In the kernel, MACH_TYPE_GURUPLUG is defined as decimal 2659 (0xA63). You have two choices, you can change the environment variable arch_number to 0xA63 or you can hack the include/generated/mach-types.h file and change the define for MACH_TYPE_GURUPLUG to 2601. I took the later option, changing the mach-types.h file.
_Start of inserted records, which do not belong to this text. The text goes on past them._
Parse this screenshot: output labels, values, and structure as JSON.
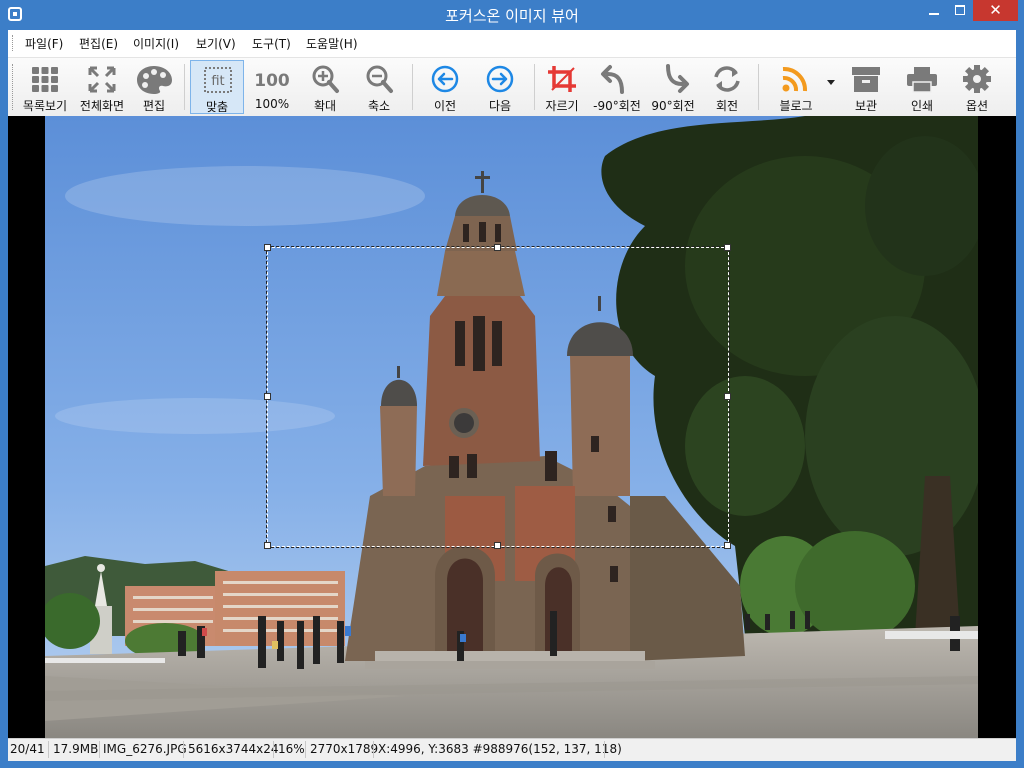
{
  "window": {
    "title": "포커스온 이미지 뷰어",
    "close_glyph": "✕"
  },
  "menu": {
    "items": [
      {
        "label": "파일(F)"
      },
      {
        "label": "편집(E)"
      },
      {
        "label": "이미지(I)"
      },
      {
        "label": "보기(V)"
      },
      {
        "label": "도구(T)"
      },
      {
        "label": "도움말(H)"
      }
    ]
  },
  "toolbar": {
    "items": [
      {
        "label": "목록보기",
        "icon": "grid-icon"
      },
      {
        "label": "전체화면",
        "icon": "fullscreen-icon"
      },
      {
        "label": "편집",
        "icon": "palette-icon"
      },
      {
        "label": "맞춤",
        "icon": "fit-icon",
        "icon_text": "fit",
        "active": true
      },
      {
        "label": "100%",
        "icon": "actual-size-icon",
        "icon_text": "100"
      },
      {
        "label": "확대",
        "icon": "zoom-in-icon"
      },
      {
        "label": "축소",
        "icon": "zoom-out-icon"
      },
      {
        "label": "이전",
        "icon": "arrow-left-icon"
      },
      {
        "label": "다음",
        "icon": "arrow-right-icon"
      },
      {
        "label": "자르기",
        "icon": "crop-icon"
      },
      {
        "label": "-90°회전",
        "icon": "rotate-left-icon"
      },
      {
        "label": "90°회전",
        "icon": "rotate-right-icon"
      },
      {
        "label": "회전",
        "icon": "rotate-icon"
      },
      {
        "label": "블로그",
        "icon": "rss-icon"
      },
      {
        "label": "보관",
        "icon": "archive-icon"
      },
      {
        "label": "인쇄",
        "icon": "printer-icon"
      },
      {
        "label": "옵션",
        "icon": "gear-icon"
      }
    ],
    "accent": "#1e88e5",
    "crop_color": "#e53935",
    "rss_color": "#f39a1e"
  },
  "image": {
    "subject": "brick-cathedral-photo"
  },
  "status": {
    "index": "20/41",
    "filesize": "17.9MB",
    "filename": "IMG_6276.JPG",
    "dimensions": "5616x3744x24",
    "zoom": "16%",
    "selection": "2770x1789",
    "cursor": "X:4996, Y:3683 #988976(152, 137, 118)"
  }
}
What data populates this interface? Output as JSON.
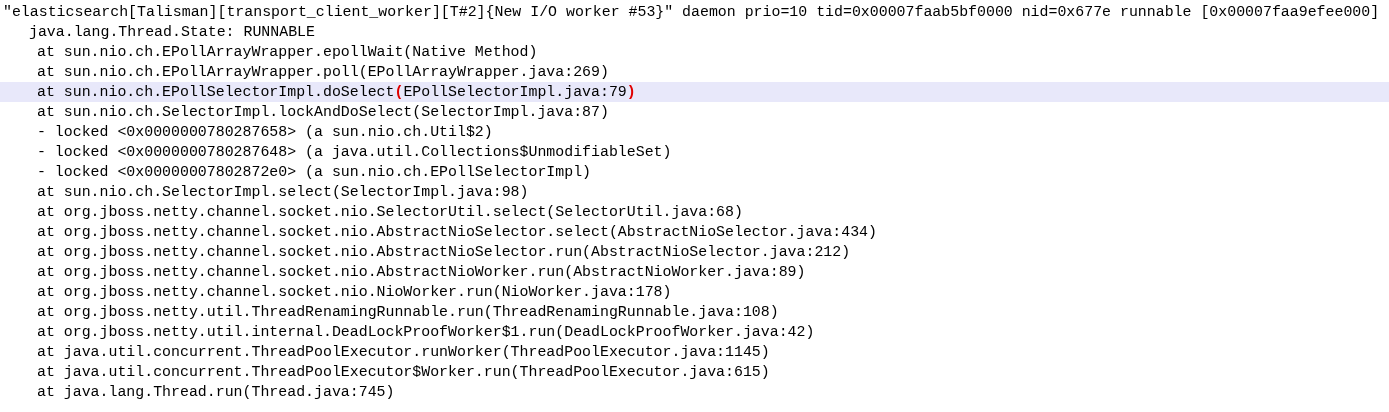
{
  "editor": {
    "lines": [
      {
        "kind": "header",
        "selected": false,
        "text": "\"elasticsearch[Talisman][transport_client_worker][T#2]{New I/O worker #53}\" daemon prio=10 tid=0x00007faab5bf0000 nid=0x677e runnable [0x00007faa9efee000]"
      },
      {
        "kind": "state",
        "selected": false,
        "text": "java.lang.Thread.State: RUNNABLE"
      },
      {
        "kind": "frame",
        "selected": false,
        "text": "at sun.nio.ch.EPollArrayWrapper.epollWait(Native Method)"
      },
      {
        "kind": "frame",
        "selected": false,
        "text": "at sun.nio.ch.EPollArrayWrapper.poll(EPollArrayWrapper.java:269)"
      },
      {
        "kind": "frame",
        "selected": true,
        "segments": [
          {
            "text": "at sun.nio.ch.EPollSelectorImpl.doSelect",
            "bracket_match": false
          },
          {
            "text": "(",
            "bracket_match": true
          },
          {
            "text": "EPollSelectorImpl.java:79",
            "bracket_match": false
          },
          {
            "text": ")",
            "bracket_match": true
          }
        ]
      },
      {
        "kind": "frame",
        "selected": false,
        "text": "at sun.nio.ch.SelectorImpl.lockAndDoSelect(SelectorImpl.java:87)"
      },
      {
        "kind": "lock",
        "selected": false,
        "text": "- locked <0x0000000780287658> (a sun.nio.ch.Util$2)"
      },
      {
        "kind": "lock",
        "selected": false,
        "text": "- locked <0x0000000780287648> (a java.util.Collections$UnmodifiableSet)"
      },
      {
        "kind": "lock",
        "selected": false,
        "text": "- locked <0x00000007802872e0> (a sun.nio.ch.EPollSelectorImpl)"
      },
      {
        "kind": "frame",
        "selected": false,
        "text": "at sun.nio.ch.SelectorImpl.select(SelectorImpl.java:98)"
      },
      {
        "kind": "frame",
        "selected": false,
        "text": "at org.jboss.netty.channel.socket.nio.SelectorUtil.select(SelectorUtil.java:68)"
      },
      {
        "kind": "frame",
        "selected": false,
        "text": "at org.jboss.netty.channel.socket.nio.AbstractNioSelector.select(AbstractNioSelector.java:434)"
      },
      {
        "kind": "frame",
        "selected": false,
        "text": "at org.jboss.netty.channel.socket.nio.AbstractNioSelector.run(AbstractNioSelector.java:212)"
      },
      {
        "kind": "frame",
        "selected": false,
        "text": "at org.jboss.netty.channel.socket.nio.AbstractNioWorker.run(AbstractNioWorker.java:89)"
      },
      {
        "kind": "frame",
        "selected": false,
        "text": "at org.jboss.netty.channel.socket.nio.NioWorker.run(NioWorker.java:178)"
      },
      {
        "kind": "frame",
        "selected": false,
        "text": "at org.jboss.netty.util.ThreadRenamingRunnable.run(ThreadRenamingRunnable.java:108)"
      },
      {
        "kind": "frame",
        "selected": false,
        "text": "at org.jboss.netty.util.internal.DeadLockProofWorker$1.run(DeadLockProofWorker.java:42)"
      },
      {
        "kind": "frame",
        "selected": false,
        "text": "at java.util.concurrent.ThreadPoolExecutor.runWorker(ThreadPoolExecutor.java:1145)"
      },
      {
        "kind": "frame",
        "selected": false,
        "text": "at java.util.concurrent.ThreadPoolExecutor$Worker.run(ThreadPoolExecutor.java:615)"
      },
      {
        "kind": "frame",
        "selected": false,
        "text": "at java.lang.Thread.run(Thread.java:745)"
      }
    ]
  }
}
This hopefully allows the ability to interchange my kernels with the original kernel from Global Scale.


Building the Kernel

Before we can build the kernel, we need to configure it. Build the menu configuration using the following commands:

cd linux-
make ARCH=arm kirkwood_defconfig
make ARCH=arm menuconfig

As the objective is to build in DisplayLink USB support, we need to enable support for this.

Under Device Drivers -> Graphics Support -> Support for Frame Buffer Devices, enable built-in support for DisplayLink USB Framebuffer Support.

Also in the Device Drivers -> Graphics Support menu, select Console display driver support and enable built-in Framebuffer Console support.

Map the console to the primary display device

Once you have finished configuring the kernel, you will want to build it:

make ARCH=arm CROSS_COMPILE=arm-none-eabi- uImage

This process should finish with a dialog similar to:

OBJCOPY arch/arm/boot/zImage
Kernel: arch/arm/boot/zImage is ready
UIMAGE arch/arm/boot/uImage
Image Name: Linux-
Created: Sat Sep 17 04:26:42 2011
Image Type: ARM Linux Kernel Image (uncompressed)
Data Size: 2324344 Bytes = 2269.87 kB = 2.22 MB
Load Address: 00008000
Entry Point: 00008000
Image arch/arm/boot/uImage is ready

Now build the modules and install them to a suitable path:

make ARCH=arm CROSS_COMPILE=arm-none-eabi- modules
make ARCH=arm CROSS_COMPILE=arm-none-eabi- INSTALL_MOD_PATH=/home/cpeacock/export/rootfs-f12 modules_install